Finally, while the record supports a finding of guilt as to charges 2, 4, and 6-10, respondent failed to meet its burden of proving the student’s guilt as to charges 1 and 5 for the reasons described above.  Petitioner has requested expungement of the student’s suspension from his record; therefore, to the extent the student’s record contains reference to the conduct described in charges 1 and 5, any such references must be expunged in accordance with this decision.

THE APPEAL IS SUSTAINED TO THE EXTENT INDICATED.

IT IS ORDERED that respondent expunge any reference to the student’s guilt concerning the conduct described above in charges 1 and 5.

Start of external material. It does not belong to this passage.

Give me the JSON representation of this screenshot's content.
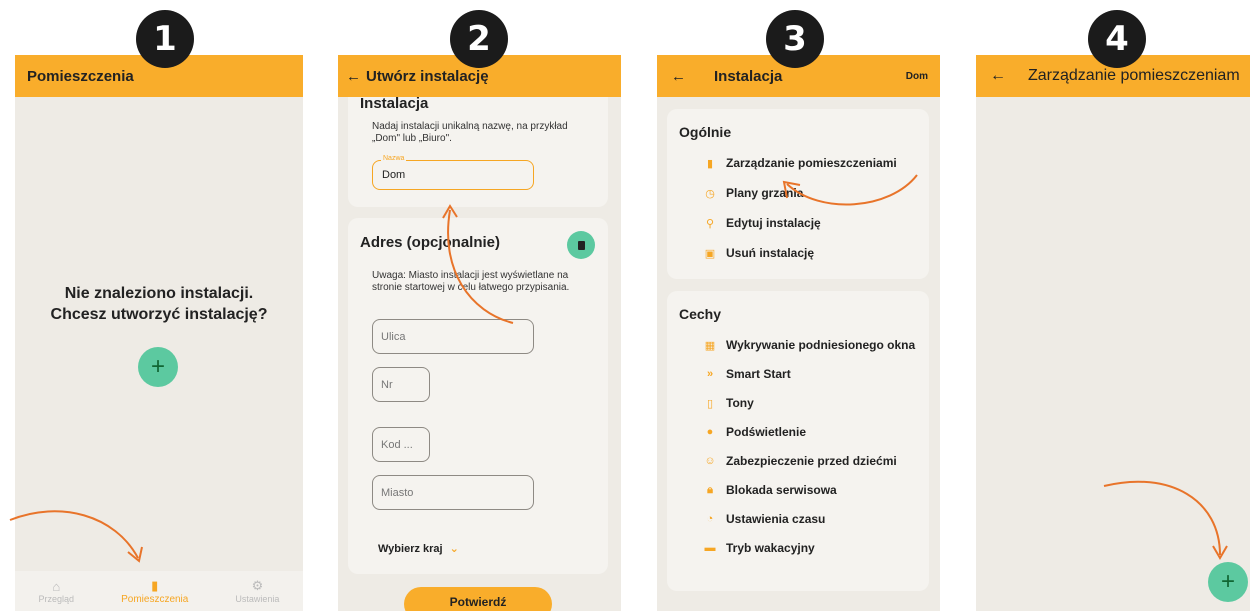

END OF END

 

[1] The language of each of these charges is reproduced below in this decision.

 

[2] Charge 3 stated, in its entirety: “[o]n or about November 16, 2017, [the student] engaged in conduct that violated the Personal Use of Electronic Devices rules.  More specifically, [the student] was in possession of a two-way radio in school.  This is not an approved Personal Electronic Device that may be in school.”  Petitioner does not contest the student’s guilt as to this charge on appeal.

 

[3] The hearing officer also indicated that respondent’s Committee on Special Education had convened and determined that the student’s conduct was not a manifestation of his disability.

 

[4] Specifically, the record contains a “notice of appeal” dated January 25, 2018, and a substantive appeal dated March 25, 2018. 

 

[5] The record does not contain a written denial of petitioner’s appeal.

 

[6] Petitioner also alleges that “[s]everal of the alleged charges ... do not describe wrongdoing ... but describe events and consequences of misconceptions made by administrators at Alden Central High School.”  This allegation, which appears to concern charges 1 and 2, is directed at the nature of the charge instead of its facial invalidity.  Accordingly, it is addressed below.

 

[7] Student L.G. testified at the hearing that, on one occasion, he heard the student say something to the effect of: “I know all about science and all this and then he said that he just buys stuff like that on Amazon and kind of like messes with it in his basement.”  L.G. clarified that he did not actually hear the student saying that he “ma[de] a bomb.”

 

[8]  Respondent’s code of conduct is not clearly broken down into numbered articles or paragraphs.  Therefore, for purposes of this appeal, I will refer to sections (1)(e) and (3)(b) of the code as respondent’s attorney has done.  All such references, however, are to the provisions of the article entitled “Prohibited Student Conduct” on pages 9 and 10 of the code. 

 

[9] A substantial portion of the hearing was devoted to the circumstances of an incident that occurred in February 2017.  The student received a three-day suspension for his role in this incident.  The incident was not presented by respondent as part of respondent’s case.  Rather, it was first raised by petitioner’s attorney upon cross-examination of the high school principal.

 

[10] The record does not include the dates on which the third and fourth marking periods in the 2018-2019 school year began, nor is there a clear record of when the student’s suspension commenced.  In the petition, petitioner has not challenged any suspension of his son prior to the long-term suspension imposed by the superintendent, and it is not clear whether the student remained continuously suspended following commencement of the short-term suspension on November 20, 2018.  The superintendent’s letter imposing the suspension is dated January 10, 2018.  Assuming that the student’s suspension began on that date, the resulting suspension would last until the start of the fourth marking period, sometime in late April 2019, with a possibility that the student would be allowed to return to school in January 2019, at the start of the third marking period, if he met certain specified conditions. 

 

[11] In this respect, I note that if the student meets the conditions for an early return to school prescribed by the superintendent, he may end up serving only approximately 12 months of the suspension for his misconduct.